Protecting our waterways from introduced threats like weeds, algae and pest fish was identified as high priority for local agencies at a recent freshwater biosecurity meeting.
The group, including the Waikato Regional Council, the Tuwharetoa Māori Trust Board, Taupō Harbourmaster, Taupō District Council and DOC, recognised signage in the district needed a facelift.
The new designs include existing and potential weeds and pests, as well as how waterway users can use 'Check, Clean, Dry' methods to stop the spread of freshwater threats.
“As national and local attention increases around the health of our lakes and rivers, so does the public’s enthusiasm to take action”, says DOC freshwater ranger Brenda Lawson. “Knowing the risks, promoting, and using 'Check, Clean, Dry' is the best way to protect their special places”.

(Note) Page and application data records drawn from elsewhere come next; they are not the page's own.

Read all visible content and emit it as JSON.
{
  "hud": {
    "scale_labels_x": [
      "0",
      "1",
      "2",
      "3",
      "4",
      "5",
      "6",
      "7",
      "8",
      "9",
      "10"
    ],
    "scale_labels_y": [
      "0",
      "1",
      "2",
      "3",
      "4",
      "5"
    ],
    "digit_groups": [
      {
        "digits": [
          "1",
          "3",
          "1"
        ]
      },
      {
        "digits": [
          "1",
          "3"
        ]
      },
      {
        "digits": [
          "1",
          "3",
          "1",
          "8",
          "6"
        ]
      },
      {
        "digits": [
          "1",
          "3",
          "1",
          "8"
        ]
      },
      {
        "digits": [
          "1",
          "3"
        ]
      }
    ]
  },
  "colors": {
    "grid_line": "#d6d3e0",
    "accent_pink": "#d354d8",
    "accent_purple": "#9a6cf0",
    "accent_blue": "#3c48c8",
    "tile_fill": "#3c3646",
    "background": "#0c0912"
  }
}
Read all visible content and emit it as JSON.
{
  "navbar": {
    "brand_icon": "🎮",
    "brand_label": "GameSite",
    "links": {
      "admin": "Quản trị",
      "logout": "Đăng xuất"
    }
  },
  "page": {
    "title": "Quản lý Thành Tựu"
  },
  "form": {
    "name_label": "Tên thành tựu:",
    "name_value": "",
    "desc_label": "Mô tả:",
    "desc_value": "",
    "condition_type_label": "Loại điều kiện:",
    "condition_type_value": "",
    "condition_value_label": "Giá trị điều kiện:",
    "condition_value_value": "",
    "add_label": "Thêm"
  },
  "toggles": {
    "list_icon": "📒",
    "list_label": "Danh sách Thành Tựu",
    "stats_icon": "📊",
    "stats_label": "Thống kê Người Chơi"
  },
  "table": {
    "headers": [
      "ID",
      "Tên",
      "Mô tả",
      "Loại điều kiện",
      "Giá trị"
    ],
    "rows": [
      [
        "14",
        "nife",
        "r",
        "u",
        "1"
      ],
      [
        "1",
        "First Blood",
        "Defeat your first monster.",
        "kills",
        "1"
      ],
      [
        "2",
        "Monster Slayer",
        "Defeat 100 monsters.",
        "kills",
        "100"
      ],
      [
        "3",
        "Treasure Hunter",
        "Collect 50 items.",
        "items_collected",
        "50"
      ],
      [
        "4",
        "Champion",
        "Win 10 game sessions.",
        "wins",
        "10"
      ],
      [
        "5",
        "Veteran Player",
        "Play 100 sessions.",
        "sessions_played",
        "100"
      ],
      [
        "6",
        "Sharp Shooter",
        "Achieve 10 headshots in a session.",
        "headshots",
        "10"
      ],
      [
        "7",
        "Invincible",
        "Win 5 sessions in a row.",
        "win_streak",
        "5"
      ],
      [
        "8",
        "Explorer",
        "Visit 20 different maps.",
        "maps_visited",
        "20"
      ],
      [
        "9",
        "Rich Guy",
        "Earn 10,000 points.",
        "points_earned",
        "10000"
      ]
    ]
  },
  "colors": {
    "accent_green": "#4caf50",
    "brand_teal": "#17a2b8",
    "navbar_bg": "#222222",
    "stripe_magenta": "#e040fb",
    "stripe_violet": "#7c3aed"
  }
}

Getting the new signs erected has been a the result of collaboration between the groups involved. All agreed to work together, combining budgets and expertise.
Waikato River signs were modified to fit the Taupō area and then produced by Waikato Regional Council. Locations were checked by Taupō District Council - and as the land around the lake belonged to all the groups, there was no problem approving sites.
Painting the posts was an ideal project for ‘People in Prison' - a Tongariro Prison initiative where prisoners work on community projects.
“It was a perfect fit to ask the prison to ‘join the team’ to protect our waterways”, says Brenda. "Especially as the prison is located in the Tūwharetoa rōhe, and has worked over a significant period of time for the conservation of their waterways and land”.
“Most of the signs are already up at boat ramps around the Taupō area, so make sure you stop and have a good look so you can help protect your favourite playground", she said.
Brenda says many people are aware of didymo, but there are other invasive species already existing in Taupō and nearby locations.
Hornwort is an example of a nasty weed which has been present in Taupō for many years. Blocking waterways, hindering fishing, and creating a nuisance when it washes up on beaches are just some of its effects. Iconic lakes such as Otamangakau and Waikaremoana would be severely affected if this weed spread there.
There is also the possibility of new foreign species arriving in our region. Lake Snow is a sticky slime algae creating problems with fishing lines and water filters in Lake Wanaka. Scientists are currently testing to see whether it is foreign, or a native blooming because of environmental influences.
Lake Waikaremoana has also tested positive for Lake Snow. Fortunately, 'Check, Clean, Dry' is also effective on this algae.